Back in May 2013, a former FBI agent went on national television and twice told the American public that "all digital communications" are recorded and retained for posterity by US government agencies. Those comments came just a month before the first Edward Snowden leaks rocked the world. Later that June Glenn Greenwald, the reporter to publish the first of the Snowden leaks, told an audience in Chicago that the NSA collects the content of one billion phone calls per day.
Now we finally have some sense of how that mass of data is decrypted by the all-knowing spy agency. Jeremy Scahill and Josh Begley report for The Intercept:
American and British spies hacked into the internal computer network of the largest manufacturer of SIM cards in the world, stealing encryption keys used to protect the privacy of cellphone communications across the globe, according to top-secret documents provided to The Intercept by National Security Agency whistleblower Edward Snowden.
The hack was perpetrated by a joint unit consisting of operatives from the NSA and its British counterpart Government Communications Headquarters, or GCHQ. The breach, detailed in a secret 2010 GCHQ document, gave the surveillance agencies the potential to secretly monitor a large portion of the world’s cellular communications, including both voice and data.
The company targeted by the intelligence agencies, Gemalto, is a multinational firm incorporated in the Netherlands that makes the chips used in mobile phones and next-generation credit cards. Among its clients are AT&T, T-Mobile, Verizon, Sprint and some 450 wireless network providers around the world. The company operates in 85 countries and has more than 40 manufacturing facilities. One of its three global headquarters is in Austin, Texas and it has a large factory in Pennsylvania.
When FBI agent Tim Clemente said on television in May 2013 that the federal government had the ability to go back in time and listen to all of Tamerlan Tsarnaev's phone calls, it wasn't at all clear exactly how the NSA might technically do such a thing. In order for spy agencies to make use of phone calls harvested en masse, they not only have to collect and store every phone call made in the United States. They also have need the encryption keys to unscramble the conversations, to turn the bits of data into something meaningful to intelligence analysts. This latest Snowden leak shows us the NSA and FBI apparently have no problem doing the latter.

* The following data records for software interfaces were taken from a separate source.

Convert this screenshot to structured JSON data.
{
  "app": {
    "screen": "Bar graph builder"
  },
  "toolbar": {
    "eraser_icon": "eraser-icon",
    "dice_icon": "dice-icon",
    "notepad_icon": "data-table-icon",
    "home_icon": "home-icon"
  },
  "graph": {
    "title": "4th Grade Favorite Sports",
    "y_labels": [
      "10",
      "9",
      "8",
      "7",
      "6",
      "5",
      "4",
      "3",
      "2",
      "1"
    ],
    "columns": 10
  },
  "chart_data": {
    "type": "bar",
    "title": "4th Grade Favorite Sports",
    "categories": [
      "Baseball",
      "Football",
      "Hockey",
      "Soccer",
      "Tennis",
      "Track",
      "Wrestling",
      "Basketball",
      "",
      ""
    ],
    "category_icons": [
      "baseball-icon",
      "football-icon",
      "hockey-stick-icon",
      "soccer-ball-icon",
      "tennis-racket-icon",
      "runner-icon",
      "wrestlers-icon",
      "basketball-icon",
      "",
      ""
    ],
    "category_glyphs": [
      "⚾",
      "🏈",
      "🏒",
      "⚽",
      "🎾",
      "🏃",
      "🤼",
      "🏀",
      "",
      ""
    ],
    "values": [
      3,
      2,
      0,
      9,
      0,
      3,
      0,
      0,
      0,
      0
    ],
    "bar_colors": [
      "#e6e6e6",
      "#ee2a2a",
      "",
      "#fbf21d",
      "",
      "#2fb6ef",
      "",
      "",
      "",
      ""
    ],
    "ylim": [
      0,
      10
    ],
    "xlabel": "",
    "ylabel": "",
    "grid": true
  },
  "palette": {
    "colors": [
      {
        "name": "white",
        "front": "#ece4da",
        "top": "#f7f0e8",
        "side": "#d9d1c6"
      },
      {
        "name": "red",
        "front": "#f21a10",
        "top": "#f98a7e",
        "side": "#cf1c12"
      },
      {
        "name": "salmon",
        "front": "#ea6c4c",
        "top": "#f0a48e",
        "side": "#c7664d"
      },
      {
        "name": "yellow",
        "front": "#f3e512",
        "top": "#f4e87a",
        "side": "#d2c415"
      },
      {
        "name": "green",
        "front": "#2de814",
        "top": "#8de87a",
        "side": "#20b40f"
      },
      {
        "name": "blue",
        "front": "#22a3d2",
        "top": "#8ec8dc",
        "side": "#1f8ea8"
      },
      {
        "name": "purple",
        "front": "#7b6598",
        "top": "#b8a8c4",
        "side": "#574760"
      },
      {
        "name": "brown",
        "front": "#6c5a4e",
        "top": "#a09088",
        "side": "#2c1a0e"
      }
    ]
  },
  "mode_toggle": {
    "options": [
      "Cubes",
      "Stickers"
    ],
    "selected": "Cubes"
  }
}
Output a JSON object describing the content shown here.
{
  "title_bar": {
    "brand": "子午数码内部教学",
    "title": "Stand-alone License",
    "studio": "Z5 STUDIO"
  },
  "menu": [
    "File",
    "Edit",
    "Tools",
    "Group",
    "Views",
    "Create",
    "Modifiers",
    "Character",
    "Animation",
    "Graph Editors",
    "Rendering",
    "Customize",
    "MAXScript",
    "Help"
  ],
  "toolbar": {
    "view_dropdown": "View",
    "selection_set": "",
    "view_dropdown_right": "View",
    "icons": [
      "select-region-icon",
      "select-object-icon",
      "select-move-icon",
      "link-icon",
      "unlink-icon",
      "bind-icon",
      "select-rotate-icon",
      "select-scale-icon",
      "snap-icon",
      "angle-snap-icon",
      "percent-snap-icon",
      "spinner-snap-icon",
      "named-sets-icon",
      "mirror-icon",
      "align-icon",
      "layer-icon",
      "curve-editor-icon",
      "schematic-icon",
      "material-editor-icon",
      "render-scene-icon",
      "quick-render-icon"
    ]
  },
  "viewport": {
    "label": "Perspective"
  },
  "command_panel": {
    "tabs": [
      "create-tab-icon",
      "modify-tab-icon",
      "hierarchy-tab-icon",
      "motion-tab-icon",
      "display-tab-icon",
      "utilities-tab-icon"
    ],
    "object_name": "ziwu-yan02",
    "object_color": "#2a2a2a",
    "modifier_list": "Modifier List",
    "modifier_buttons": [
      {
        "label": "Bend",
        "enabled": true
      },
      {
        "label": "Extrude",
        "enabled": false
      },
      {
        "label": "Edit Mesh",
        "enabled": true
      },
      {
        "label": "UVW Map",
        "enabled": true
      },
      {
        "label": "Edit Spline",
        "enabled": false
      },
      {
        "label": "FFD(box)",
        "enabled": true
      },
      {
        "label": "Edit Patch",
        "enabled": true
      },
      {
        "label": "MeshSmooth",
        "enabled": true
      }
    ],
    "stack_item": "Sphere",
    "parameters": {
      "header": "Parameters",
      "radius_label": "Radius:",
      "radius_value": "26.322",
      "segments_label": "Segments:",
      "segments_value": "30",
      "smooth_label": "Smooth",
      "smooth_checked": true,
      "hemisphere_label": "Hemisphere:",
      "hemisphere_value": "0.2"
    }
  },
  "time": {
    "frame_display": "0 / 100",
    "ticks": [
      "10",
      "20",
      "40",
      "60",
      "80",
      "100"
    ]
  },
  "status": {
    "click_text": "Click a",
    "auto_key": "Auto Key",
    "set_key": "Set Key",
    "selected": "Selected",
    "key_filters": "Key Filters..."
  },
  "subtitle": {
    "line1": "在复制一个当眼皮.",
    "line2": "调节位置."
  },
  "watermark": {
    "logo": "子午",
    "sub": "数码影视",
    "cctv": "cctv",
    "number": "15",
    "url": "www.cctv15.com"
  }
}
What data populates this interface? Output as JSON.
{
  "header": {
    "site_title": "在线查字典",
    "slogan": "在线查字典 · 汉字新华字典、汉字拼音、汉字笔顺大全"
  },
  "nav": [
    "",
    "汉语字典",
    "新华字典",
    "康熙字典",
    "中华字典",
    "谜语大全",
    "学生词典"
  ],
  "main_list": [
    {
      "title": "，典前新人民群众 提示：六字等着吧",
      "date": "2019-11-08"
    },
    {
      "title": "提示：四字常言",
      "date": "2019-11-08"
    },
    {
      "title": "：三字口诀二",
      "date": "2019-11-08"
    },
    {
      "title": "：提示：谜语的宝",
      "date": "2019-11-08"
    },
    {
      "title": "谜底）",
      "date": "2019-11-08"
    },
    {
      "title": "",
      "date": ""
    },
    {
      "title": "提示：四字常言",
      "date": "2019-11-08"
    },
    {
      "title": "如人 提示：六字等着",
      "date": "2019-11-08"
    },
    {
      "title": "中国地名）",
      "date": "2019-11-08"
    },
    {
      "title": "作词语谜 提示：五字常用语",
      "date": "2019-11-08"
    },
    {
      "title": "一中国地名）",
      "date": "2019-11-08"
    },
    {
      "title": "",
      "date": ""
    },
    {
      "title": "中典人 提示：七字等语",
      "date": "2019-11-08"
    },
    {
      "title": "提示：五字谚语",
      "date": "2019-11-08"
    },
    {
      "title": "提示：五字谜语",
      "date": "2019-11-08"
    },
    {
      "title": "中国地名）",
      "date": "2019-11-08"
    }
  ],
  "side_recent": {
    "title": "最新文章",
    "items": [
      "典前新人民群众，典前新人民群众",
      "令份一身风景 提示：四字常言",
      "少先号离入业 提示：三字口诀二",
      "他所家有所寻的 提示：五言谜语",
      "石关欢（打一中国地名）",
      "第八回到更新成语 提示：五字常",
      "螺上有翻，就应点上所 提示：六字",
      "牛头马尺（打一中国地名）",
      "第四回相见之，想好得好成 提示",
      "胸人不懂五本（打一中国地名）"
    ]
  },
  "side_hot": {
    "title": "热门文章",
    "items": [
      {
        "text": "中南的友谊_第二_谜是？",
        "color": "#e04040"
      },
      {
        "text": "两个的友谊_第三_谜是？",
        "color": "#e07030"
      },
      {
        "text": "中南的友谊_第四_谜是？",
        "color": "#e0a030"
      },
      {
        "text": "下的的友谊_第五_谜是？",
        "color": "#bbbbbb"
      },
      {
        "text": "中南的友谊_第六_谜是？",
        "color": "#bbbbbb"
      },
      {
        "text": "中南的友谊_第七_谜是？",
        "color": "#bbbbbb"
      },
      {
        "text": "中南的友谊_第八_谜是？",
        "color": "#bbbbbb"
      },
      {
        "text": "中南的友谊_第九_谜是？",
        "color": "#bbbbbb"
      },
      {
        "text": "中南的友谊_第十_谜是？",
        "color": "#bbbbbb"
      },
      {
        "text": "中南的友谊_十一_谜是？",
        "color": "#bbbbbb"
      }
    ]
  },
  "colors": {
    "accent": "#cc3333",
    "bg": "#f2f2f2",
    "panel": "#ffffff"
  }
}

As the ACLU's technology expert Chris Soghoian told The Intercept,
Key theft enables the bulk, low-risk surveillance of encrypted communications. Agencies can collect all the communications and then look through them later. With the keys, they can decrypt whatever they want, whenever they want. It’s like a time machine, enabling the surveillance of communications that occurred before someone was even a target.
The US Attorney's office in Massachusetts prosecuting Tamerlan's little brother for the bombings has said in court that the government isn't sure who built the bombs that detonated at the marathon, or where they were built. If Greenwald and Clemente are correct when they say the US national security state sucks up huge quantities of cell phone content every day, the spies, armed with the keys to decrypt those conversations, should be able to go back a listen to all of the Tsarnaevs' phone calls to try to find out what happened.
But even if they use their gargantuan surveillance state to figure out who is responsible for the attacks, it's obvious that their Collect It All approach didn't stop the bombs from exploding back in April 2013.
The surveillance state grows bigger every day, threatening individual security and freedoms and making a mockery out of the rule of law. But in the absence of evidence that NSA surveillance has stopped a single terrorist attack, it's not at all clear what good it does for any of us.